> Activity:
Please give the whole listing again word for word, and drop any pictures it holds.

> Records for the task:
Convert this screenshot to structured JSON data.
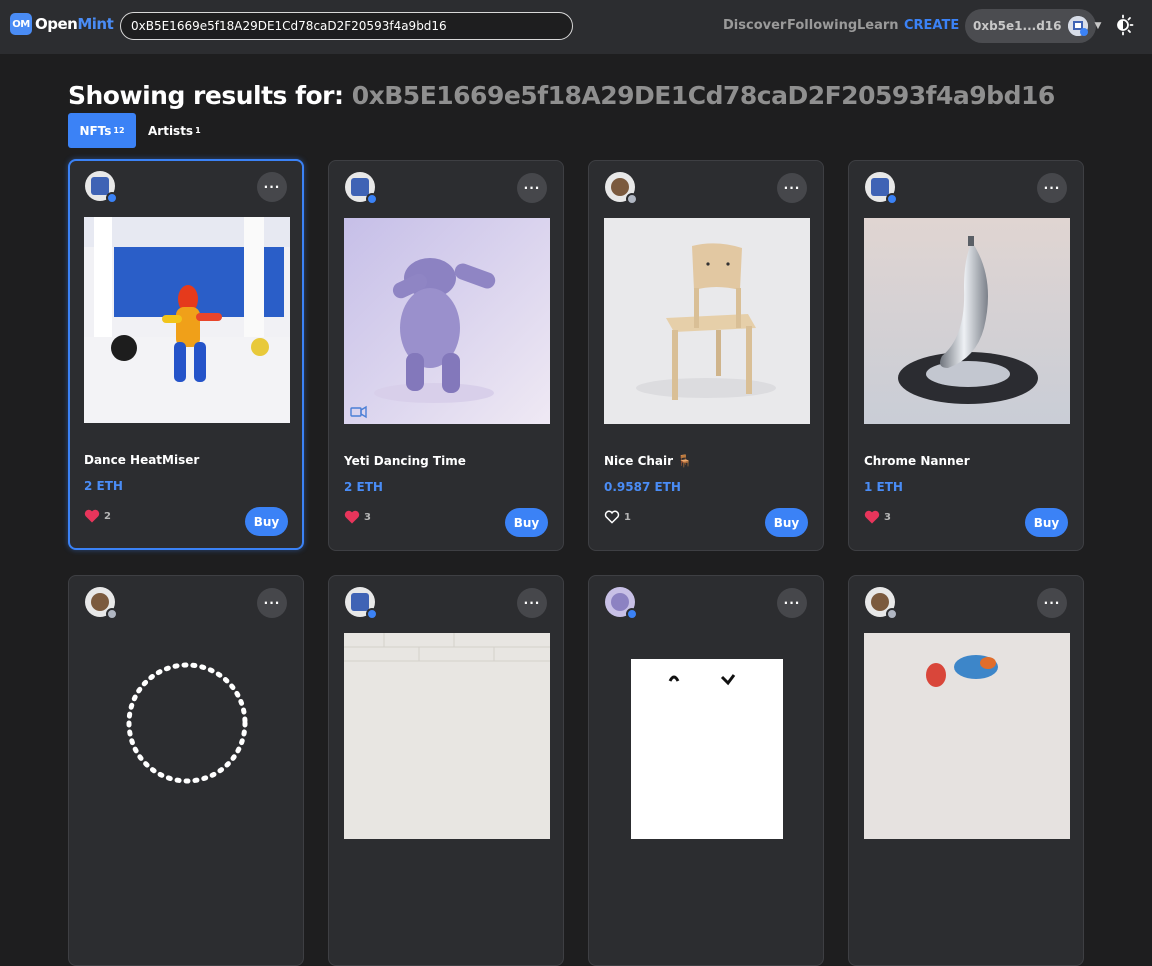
{
  "topbar": {
    "logo_badge": "OM",
    "logo_open": "Open",
    "logo_mint": "Mint",
    "search_value": "0xB5E1669e5f18A29DE1Cd78caD2F20593f4a9bd16",
    "nav": [
      "Discover",
      "Following",
      "Learn",
      "CREATE"
    ],
    "account_addr": "0xb5e1...d16",
    "theme_icon": "theme-toggle-icon"
  },
  "heading": {
    "prefix": "Showing results for:",
    "address": "0xB5E1669e5f18A29DE1Cd78caD2F20593f4a9bd16"
  },
  "tabs": {
    "nfts": {
      "label": "NFTs",
      "count": "12"
    },
    "artists": {
      "label": "Artists",
      "count": "1"
    }
  },
  "cards": [
    {
      "title": "Dance HeatMiser",
      "price": "2 ETH",
      "likes": "2",
      "liked": true,
      "buy": "Buy",
      "more": "···"
    },
    {
      "title": "Yeti Dancing Time",
      "price": "2 ETH",
      "likes": "3",
      "liked": true,
      "buy": "Buy",
      "more": "···"
    },
    {
      "title": "Nice Chair 🪑",
      "price": "0.9587 ETH",
      "likes": "1",
      "liked": false,
      "buy": "Buy",
      "more": "···"
    },
    {
      "title": "Chrome Nanner",
      "price": "1 ETH",
      "likes": "3",
      "liked": true,
      "buy": "Buy",
      "more": "···"
    },
    {
      "more": "···"
    },
    {
      "more": "···"
    },
    {
      "more": "···"
    },
    {
      "more": "···"
    }
  ],
  "colors": {
    "accent": "#3b82f6",
    "heart": "#e8355b",
    "background": "#1e1e1f",
    "card": "#2c2d30"
  }
}
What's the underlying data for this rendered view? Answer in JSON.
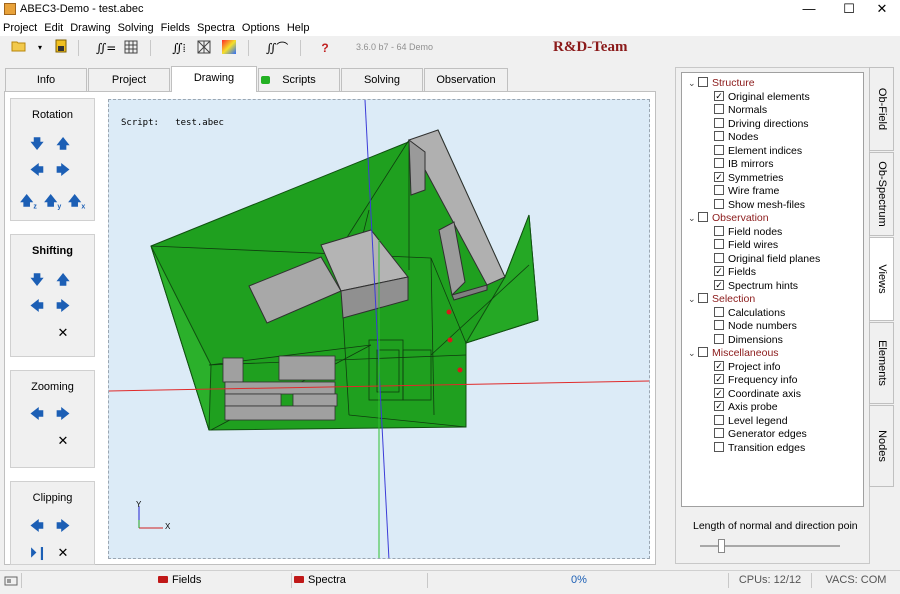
{
  "window": {
    "title": "ABEC3-Demo - test.abec",
    "minimize": "—",
    "maximize": "☐",
    "close": "✕"
  },
  "menu": [
    "Project",
    "Edit",
    "Drawing",
    "Solving",
    "Fields",
    "Spectra",
    "Options",
    "Help"
  ],
  "toolbar": {
    "version": "3.6.0 b7 - 64 Demo",
    "team": "R&D-Team",
    "help": "?"
  },
  "tabs": [
    {
      "label": "Info"
    },
    {
      "label": "Project"
    },
    {
      "label": "Drawing",
      "active": true
    },
    {
      "label": "Scripts",
      "indicator": "#22b022"
    },
    {
      "label": "Solving"
    },
    {
      "label": "Observation"
    }
  ],
  "controls": {
    "rotation": {
      "title": "Rotation",
      "axes": [
        "z",
        "y",
        "x"
      ]
    },
    "shifting": {
      "title": "Shifting"
    },
    "zooming": {
      "title": "Zooming"
    },
    "clipping": {
      "title": "Clipping"
    }
  },
  "viewport": {
    "script_label": "Script:",
    "script_file": "test.abec",
    "axis_y": "Y",
    "axis_x": "X"
  },
  "tree": [
    {
      "label": "Structure",
      "level": 0,
      "checked": false,
      "category": true
    },
    {
      "label": "Original elements",
      "level": 1,
      "checked": true
    },
    {
      "label": "Normals",
      "level": 1,
      "checked": false
    },
    {
      "label": "Driving directions",
      "level": 1,
      "checked": false
    },
    {
      "label": "Nodes",
      "level": 1,
      "checked": false
    },
    {
      "label": "Element indices",
      "level": 1,
      "checked": false
    },
    {
      "label": "IB mirrors",
      "level": 1,
      "checked": false
    },
    {
      "label": "Symmetries",
      "level": 1,
      "checked": true
    },
    {
      "label": "Wire frame",
      "level": 1,
      "checked": false
    },
    {
      "label": "Show mesh-files",
      "level": 1,
      "checked": false
    },
    {
      "label": "Observation",
      "level": 0,
      "checked": false,
      "category": true
    },
    {
      "label": "Field nodes",
      "level": 1,
      "checked": false
    },
    {
      "label": "Field wires",
      "level": 1,
      "checked": false
    },
    {
      "label": "Original field planes",
      "level": 1,
      "checked": false
    },
    {
      "label": "Fields",
      "level": 1,
      "checked": true
    },
    {
      "label": "Spectrum hints",
      "level": 1,
      "checked": true
    },
    {
      "label": "Selection",
      "level": 0,
      "checked": false,
      "category": true
    },
    {
      "label": "Calculations",
      "level": 1,
      "checked": false
    },
    {
      "label": "Node numbers",
      "level": 1,
      "checked": false
    },
    {
      "label": "Dimensions",
      "level": 1,
      "checked": false
    },
    {
      "label": "Miscellaneous",
      "level": 0,
      "checked": false,
      "category": true
    },
    {
      "label": "Project info",
      "level": 1,
      "checked": true
    },
    {
      "label": "Frequency info",
      "level": 1,
      "checked": true
    },
    {
      "label": "Coordinate axis",
      "level": 1,
      "checked": true
    },
    {
      "label": "Axis probe",
      "level": 1,
      "checked": true
    },
    {
      "label": "Level legend",
      "level": 1,
      "checked": false
    },
    {
      "label": "Generator edges",
      "level": 1,
      "checked": false
    },
    {
      "label": "Transition edges",
      "level": 1,
      "checked": false
    }
  ],
  "slider": {
    "label": "Length of normal and direction poin",
    "value": 0.15
  },
  "side_tabs": [
    "Ob-Field",
    "Ob-Spectrum",
    "Views",
    "Elements",
    "Nodes"
  ],
  "status": {
    "fields": "Fields",
    "spectra": "Spectra",
    "progress": "0%",
    "cpus": "CPUs: 12/12",
    "vacs": "VACS: COM"
  }
}
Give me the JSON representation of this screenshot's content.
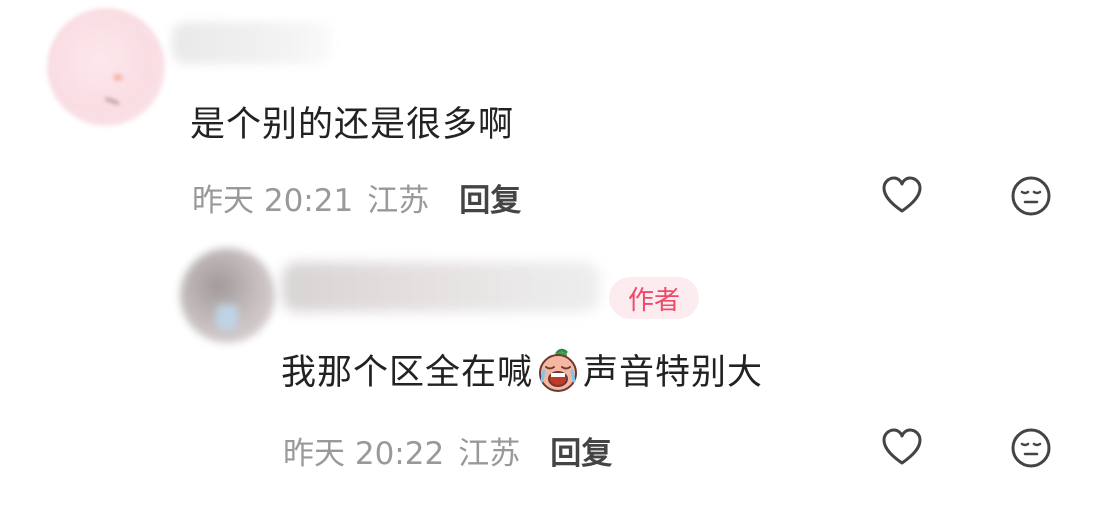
{
  "comments": [
    {
      "text": "是个别的还是很多啊",
      "time": "昨天 20:21",
      "location": "江苏",
      "reply_label": "回复",
      "avatar_icon": "cartoon-avatar",
      "username_blurred": true
    },
    {
      "text_before_emoji": "我那个区全在喊",
      "emoji": "crying-shouting-emoji",
      "text_after_emoji": "声音特别大",
      "badge": "作者",
      "time": "昨天 20:22",
      "location": "江苏",
      "reply_label": "回复",
      "avatar_icon": "photo-avatar",
      "username_blurred": true
    }
  ],
  "icons": {
    "like": "heart-outline-icon",
    "dislike": "neutral-face-icon"
  },
  "colors": {
    "text_primary": "#222222",
    "text_meta": "#999999",
    "reply": "#444444",
    "badge_text": "#f04867",
    "badge_bg": "#fdecef",
    "icon_stroke": "#444444"
  }
}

> Reply:
Convert this screenshot to structured JSON data.
{
  "topbar": {
    "logo_badge": "OM",
    "logo_open": "Open",
    "logo_mint": "Mint",
    "search_value": "0xB5E1669e5f18A29DE1Cd78caD2F20593f4a9bd16",
    "nav": [
      "Discover",
      "Following",
      "Learn",
      "CREATE"
    ],
    "account_addr": "0xb5e1...d16",
    "theme_icon": "theme-toggle-icon"
  },
  "heading": {
    "prefix": "Showing results for:",
    "address": "0xB5E1669e5f18A29DE1Cd78caD2F20593f4a9bd16"
  },
  "tabs": {
    "nfts": {
      "label": "NFTs",
      "count": "12"
    },
    "artists": {
      "label": "Artists",
      "count": "1"
    }
  },
  "cards": [
    {
      "title": "Dance HeatMiser",
      "price": "2 ETH",
      "likes": "2",
      "liked": true,
      "buy": "Buy",
      "more": "···"
    },
    {
      "title": "Yeti Dancing Time",
      "price": "2 ETH",
      "likes": "3",
      "liked": true,
      "buy": "Buy",
      "more": "···"
    },
    {
      "title": "Nice Chair 🪑",
      "price": "0.9587 ETH",
      "likes": "1",
      "liked": false,
      "buy": "Buy",
      "more": "···"
    },
    {
      "title": "Chrome Nanner",
      "price": "1 ETH",
      "likes": "3",
      "liked": true,
      "buy": "Buy",
      "more": "···"
    },
    {
      "more": "···"
    },
    {
      "more": "···"
    },
    {
      "more": "···"
    },
    {
      "more": "···"
    }
  ],
  "colors": {
    "accent": "#3b82f6",
    "heart": "#e8355b",
    "background": "#1e1e1f",
    "card": "#2c2d30"
  }
}
What's the underlying data for this rendered view? Answer in JSON.
{
  "window": {
    "title": "ABEC3-Demo - test.abec",
    "minimize": "—",
    "maximize": "☐",
    "close": "✕"
  },
  "menu": [
    "Project",
    "Edit",
    "Drawing",
    "Solving",
    "Fields",
    "Spectra",
    "Options",
    "Help"
  ],
  "toolbar": {
    "version": "3.6.0 b7 - 64 Demo",
    "team": "R&D-Team",
    "help": "?"
  },
  "tabs": [
    {
      "label": "Info"
    },
    {
      "label": "Project"
    },
    {
      "label": "Drawing",
      "active": true
    },
    {
      "label": "Scripts",
      "indicator": "#22b022"
    },
    {
      "label": "Solving"
    },
    {
      "label": "Observation"
    }
  ],
  "controls": {
    "rotation": {
      "title": "Rotation",
      "axes": [
        "z",
        "y",
        "x"
      ]
    },
    "shifting": {
      "title": "Shifting"
    },
    "zooming": {
      "title": "Zooming"
    },
    "clipping": {
      "title": "Clipping"
    }
  },
  "viewport": {
    "script_label": "Script:",
    "script_file": "test.abec",
    "axis_y": "Y",
    "axis_x": "X"
  },
  "tree": [
    {
      "label": "Structure",
      "level": 0,
      "checked": false,
      "category": true
    },
    {
      "label": "Original elements",
      "level": 1,
      "checked": true
    },
    {
      "label": "Normals",
      "level": 1,
      "checked": false
    },
    {
      "label": "Driving directions",
      "level": 1,
      "checked": false
    },
    {
      "label": "Nodes",
      "level": 1,
      "checked": false
    },
    {
      "label": "Element indices",
      "level": 1,
      "checked": false
    },
    {
      "label": "IB mirrors",
      "level": 1,
      "checked": false
    },
    {
      "label": "Symmetries",
      "level": 1,
      "checked": true
    },
    {
      "label": "Wire frame",
      "level": 1,
      "checked": false
    },
    {
      "label": "Show mesh-files",
      "level": 1,
      "checked": false
    },
    {
      "label": "Observation",
      "level": 0,
      "checked": false,
      "category": true
    },
    {
      "label": "Field nodes",
      "level": 1,
      "checked": false
    },
    {
      "label": "Field wires",
      "level": 1,
      "checked": false
    },
    {
      "label": "Original field planes",
      "level": 1,
      "checked": false
    },
    {
      "label": "Fields",
      "level": 1,
      "checked": true
    },
    {
      "label": "Spectrum hints",
      "level": 1,
      "checked": true
    },
    {
      "label": "Selection",
      "level": 0,
      "checked": false,
      "category": true
    },
    {
      "label": "Calculations",
      "level": 1,
      "checked": false
    },
    {
      "label": "Node numbers",
      "level": 1,
      "checked": false
    },
    {
      "label": "Dimensions",
      "level": 1,
      "checked": false
    },
    {
      "label": "Miscellaneous",
      "level": 0,
      "checked": false,
      "category": true
    },
    {
      "label": "Project info",
      "level": 1,
      "checked": true
    },
    {
      "label": "Frequency info",
      "level": 1,
      "checked": true
    },
    {
      "label": "Coordinate axis",
      "level": 1,
      "checked": true
    },
    {
      "label": "Axis probe",
      "level": 1,
      "checked": true
    },
    {
      "label": "Level legend",
      "level": 1,
      "checked": false
    },
    {
      "label": "Generator edges",
      "level": 1,
      "checked": false
    },
    {
      "label": "Transition edges",
      "level": 1,
      "checked": false
    }
  ],
  "slider": {
    "label": "Length of normal and direction poin",
    "value": 0.15
  },
  "side_tabs": [
    "Ob-Field",
    "Ob-Spectrum",
    "Views",
    "Elements",
    "Nodes"
  ],
  "status": {
    "fields": "Fields",
    "spectra": "Spectra",
    "progress": "0%",
    "cpus": "CPUs: 12/12",
    "vacs": "VACS: COM"
  }
}
Give me the JSON representation of this screenshot's content.
{
  "comments": [
    {
      "text": "是个别的还是很多啊",
      "time": "昨天 20:21",
      "location": "江苏",
      "reply_label": "回复",
      "avatar_icon": "cartoon-avatar",
      "username_blurred": true
    },
    {
      "text_before_emoji": "我那个区全在喊",
      "emoji": "crying-shouting-emoji",
      "text_after_emoji": "声音特别大",
      "badge": "作者",
      "time": "昨天 20:22",
      "location": "江苏",
      "reply_label": "回复",
      "avatar_icon": "photo-avatar",
      "username_blurred": true
    }
  ],
  "icons": {
    "like": "heart-outline-icon",
    "dislike": "neutral-face-icon"
  },
  "colors": {
    "text_primary": "#222222",
    "text_meta": "#999999",
    "reply": "#444444",
    "badge_text": "#f04867",
    "badge_bg": "#fdecef",
    "icon_stroke": "#444444"
  }
}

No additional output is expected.